> WHAT NEEDS TO BE DONE
Only the lines holding "search" are wanted; find them in the listing and return each one.

* * *

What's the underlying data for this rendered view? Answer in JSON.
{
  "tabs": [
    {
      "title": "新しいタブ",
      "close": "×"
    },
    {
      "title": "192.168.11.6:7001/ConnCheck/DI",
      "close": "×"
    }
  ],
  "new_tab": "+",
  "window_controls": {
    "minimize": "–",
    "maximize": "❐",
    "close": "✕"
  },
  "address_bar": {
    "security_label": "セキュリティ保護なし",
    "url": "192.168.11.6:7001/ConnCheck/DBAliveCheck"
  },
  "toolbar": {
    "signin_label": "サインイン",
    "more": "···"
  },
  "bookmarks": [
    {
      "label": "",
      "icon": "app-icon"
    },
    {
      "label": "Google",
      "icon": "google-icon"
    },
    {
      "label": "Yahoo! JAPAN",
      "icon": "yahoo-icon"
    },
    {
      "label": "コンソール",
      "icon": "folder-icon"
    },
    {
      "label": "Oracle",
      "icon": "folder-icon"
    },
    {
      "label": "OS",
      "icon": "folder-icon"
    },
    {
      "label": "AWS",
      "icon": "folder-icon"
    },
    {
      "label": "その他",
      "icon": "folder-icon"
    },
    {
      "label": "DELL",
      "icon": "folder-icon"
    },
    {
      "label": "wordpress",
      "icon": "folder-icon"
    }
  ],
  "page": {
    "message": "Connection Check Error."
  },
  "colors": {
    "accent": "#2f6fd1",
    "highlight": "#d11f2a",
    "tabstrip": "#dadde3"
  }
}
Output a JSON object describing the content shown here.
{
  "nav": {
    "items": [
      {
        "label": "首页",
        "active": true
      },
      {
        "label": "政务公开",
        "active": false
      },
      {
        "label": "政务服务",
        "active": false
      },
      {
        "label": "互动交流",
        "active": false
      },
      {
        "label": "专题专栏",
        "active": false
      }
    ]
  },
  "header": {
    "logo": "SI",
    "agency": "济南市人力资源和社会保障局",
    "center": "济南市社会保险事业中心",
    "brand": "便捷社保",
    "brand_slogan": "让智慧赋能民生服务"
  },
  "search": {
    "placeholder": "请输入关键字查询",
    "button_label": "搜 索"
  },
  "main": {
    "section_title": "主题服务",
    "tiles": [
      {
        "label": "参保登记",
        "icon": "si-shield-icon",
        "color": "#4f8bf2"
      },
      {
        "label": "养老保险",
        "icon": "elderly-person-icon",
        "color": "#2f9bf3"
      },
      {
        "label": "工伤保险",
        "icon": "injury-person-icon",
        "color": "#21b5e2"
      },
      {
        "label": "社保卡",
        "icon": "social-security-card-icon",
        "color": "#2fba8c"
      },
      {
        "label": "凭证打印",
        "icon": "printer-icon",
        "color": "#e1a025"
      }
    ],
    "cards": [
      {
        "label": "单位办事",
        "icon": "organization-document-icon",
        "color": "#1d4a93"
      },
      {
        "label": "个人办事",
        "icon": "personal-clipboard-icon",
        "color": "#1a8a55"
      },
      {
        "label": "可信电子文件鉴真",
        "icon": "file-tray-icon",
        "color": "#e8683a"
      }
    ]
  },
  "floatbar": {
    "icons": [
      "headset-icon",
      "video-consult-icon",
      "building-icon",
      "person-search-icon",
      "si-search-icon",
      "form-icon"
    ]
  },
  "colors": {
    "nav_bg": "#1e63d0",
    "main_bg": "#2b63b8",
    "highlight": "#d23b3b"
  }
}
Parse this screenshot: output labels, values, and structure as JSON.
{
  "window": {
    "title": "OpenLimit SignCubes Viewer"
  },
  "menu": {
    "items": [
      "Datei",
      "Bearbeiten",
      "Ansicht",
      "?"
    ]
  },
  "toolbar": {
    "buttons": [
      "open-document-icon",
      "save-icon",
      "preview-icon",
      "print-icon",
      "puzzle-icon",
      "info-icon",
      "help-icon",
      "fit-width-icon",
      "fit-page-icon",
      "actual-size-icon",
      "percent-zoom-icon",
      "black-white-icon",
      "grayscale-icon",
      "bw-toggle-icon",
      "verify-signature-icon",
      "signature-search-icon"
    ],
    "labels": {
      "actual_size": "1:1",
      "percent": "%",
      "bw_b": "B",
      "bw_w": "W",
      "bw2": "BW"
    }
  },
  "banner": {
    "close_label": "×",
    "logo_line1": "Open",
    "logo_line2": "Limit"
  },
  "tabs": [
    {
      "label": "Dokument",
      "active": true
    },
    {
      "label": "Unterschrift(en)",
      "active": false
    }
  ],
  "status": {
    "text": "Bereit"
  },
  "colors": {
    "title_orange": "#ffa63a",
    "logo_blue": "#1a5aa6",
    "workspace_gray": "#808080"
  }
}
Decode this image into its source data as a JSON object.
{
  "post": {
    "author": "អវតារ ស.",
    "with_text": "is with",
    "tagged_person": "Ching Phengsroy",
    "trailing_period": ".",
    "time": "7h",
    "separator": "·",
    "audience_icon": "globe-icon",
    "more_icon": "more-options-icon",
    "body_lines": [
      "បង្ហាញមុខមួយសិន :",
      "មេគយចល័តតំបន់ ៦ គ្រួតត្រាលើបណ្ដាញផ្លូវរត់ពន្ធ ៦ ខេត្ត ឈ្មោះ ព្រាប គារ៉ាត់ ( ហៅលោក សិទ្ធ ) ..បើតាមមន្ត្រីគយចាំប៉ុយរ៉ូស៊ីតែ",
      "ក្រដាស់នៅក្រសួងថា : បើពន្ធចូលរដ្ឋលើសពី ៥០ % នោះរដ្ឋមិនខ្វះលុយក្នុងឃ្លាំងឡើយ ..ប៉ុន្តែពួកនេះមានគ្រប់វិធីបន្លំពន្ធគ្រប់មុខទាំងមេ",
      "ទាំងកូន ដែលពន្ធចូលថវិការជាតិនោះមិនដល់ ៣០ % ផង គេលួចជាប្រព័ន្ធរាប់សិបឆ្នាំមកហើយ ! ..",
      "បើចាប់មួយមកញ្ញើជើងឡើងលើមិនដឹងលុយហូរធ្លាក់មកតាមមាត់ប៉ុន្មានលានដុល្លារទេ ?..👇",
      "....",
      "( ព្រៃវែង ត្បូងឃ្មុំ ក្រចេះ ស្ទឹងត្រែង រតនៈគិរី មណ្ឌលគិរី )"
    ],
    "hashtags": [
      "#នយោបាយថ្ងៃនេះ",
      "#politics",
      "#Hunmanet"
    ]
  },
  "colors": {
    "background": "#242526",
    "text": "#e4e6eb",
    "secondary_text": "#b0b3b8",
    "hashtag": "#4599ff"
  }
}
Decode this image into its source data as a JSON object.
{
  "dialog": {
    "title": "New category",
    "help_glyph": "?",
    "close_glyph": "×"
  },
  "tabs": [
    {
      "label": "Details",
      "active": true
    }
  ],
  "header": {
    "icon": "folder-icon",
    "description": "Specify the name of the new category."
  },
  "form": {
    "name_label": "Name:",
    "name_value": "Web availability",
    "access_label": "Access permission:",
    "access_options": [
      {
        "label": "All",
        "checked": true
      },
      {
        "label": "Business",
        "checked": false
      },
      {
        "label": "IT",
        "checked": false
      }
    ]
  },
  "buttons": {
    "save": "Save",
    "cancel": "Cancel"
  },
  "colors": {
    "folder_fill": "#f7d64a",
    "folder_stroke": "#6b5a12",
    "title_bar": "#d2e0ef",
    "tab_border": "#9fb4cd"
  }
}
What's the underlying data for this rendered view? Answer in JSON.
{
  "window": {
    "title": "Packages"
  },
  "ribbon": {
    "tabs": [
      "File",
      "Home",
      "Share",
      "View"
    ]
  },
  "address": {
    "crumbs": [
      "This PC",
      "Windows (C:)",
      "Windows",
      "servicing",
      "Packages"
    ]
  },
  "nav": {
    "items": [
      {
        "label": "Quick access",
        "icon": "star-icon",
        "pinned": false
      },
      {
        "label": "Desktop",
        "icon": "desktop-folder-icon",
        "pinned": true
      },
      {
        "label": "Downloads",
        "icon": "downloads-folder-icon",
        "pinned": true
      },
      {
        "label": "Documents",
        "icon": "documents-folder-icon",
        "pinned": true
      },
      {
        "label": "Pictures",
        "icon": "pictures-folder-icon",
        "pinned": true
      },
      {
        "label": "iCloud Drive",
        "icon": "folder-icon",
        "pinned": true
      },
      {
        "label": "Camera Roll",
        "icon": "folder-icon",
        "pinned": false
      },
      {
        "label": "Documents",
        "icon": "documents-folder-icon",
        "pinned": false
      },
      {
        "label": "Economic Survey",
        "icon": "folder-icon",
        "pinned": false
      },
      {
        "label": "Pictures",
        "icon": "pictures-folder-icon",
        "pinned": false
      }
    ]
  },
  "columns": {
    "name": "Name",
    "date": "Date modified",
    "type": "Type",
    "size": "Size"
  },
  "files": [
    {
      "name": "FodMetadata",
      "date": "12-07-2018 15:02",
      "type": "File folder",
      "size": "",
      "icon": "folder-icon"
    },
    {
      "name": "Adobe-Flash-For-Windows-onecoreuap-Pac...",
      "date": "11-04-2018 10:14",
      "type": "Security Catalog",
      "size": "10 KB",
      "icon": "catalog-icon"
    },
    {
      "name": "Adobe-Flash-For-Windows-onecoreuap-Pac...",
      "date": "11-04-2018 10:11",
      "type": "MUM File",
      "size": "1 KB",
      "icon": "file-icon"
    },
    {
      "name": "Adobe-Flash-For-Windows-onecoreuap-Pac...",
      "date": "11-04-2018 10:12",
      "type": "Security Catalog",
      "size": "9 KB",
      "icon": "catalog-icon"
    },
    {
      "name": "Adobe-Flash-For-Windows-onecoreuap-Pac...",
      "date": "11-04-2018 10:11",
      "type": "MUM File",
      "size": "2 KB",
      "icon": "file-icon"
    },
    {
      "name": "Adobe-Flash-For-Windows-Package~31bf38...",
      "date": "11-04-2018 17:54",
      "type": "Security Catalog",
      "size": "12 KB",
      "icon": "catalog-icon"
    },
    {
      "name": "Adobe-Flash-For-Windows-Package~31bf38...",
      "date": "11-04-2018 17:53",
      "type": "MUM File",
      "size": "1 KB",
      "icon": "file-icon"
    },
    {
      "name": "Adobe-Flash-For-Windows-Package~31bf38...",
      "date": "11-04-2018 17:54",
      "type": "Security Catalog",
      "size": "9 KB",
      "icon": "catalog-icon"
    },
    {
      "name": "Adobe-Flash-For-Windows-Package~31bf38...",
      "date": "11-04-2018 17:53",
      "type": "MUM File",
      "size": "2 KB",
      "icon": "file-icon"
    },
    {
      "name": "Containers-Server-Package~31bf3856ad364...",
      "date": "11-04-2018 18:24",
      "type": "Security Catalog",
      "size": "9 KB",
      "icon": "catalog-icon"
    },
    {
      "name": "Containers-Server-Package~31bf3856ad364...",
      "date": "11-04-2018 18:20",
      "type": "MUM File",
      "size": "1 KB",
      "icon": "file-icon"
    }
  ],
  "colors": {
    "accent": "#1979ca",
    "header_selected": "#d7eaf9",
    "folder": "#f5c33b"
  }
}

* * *

> OUTPUT
  "search": {
      "person-search-icon",
      "si-search-icon",
      "signature-search-icon"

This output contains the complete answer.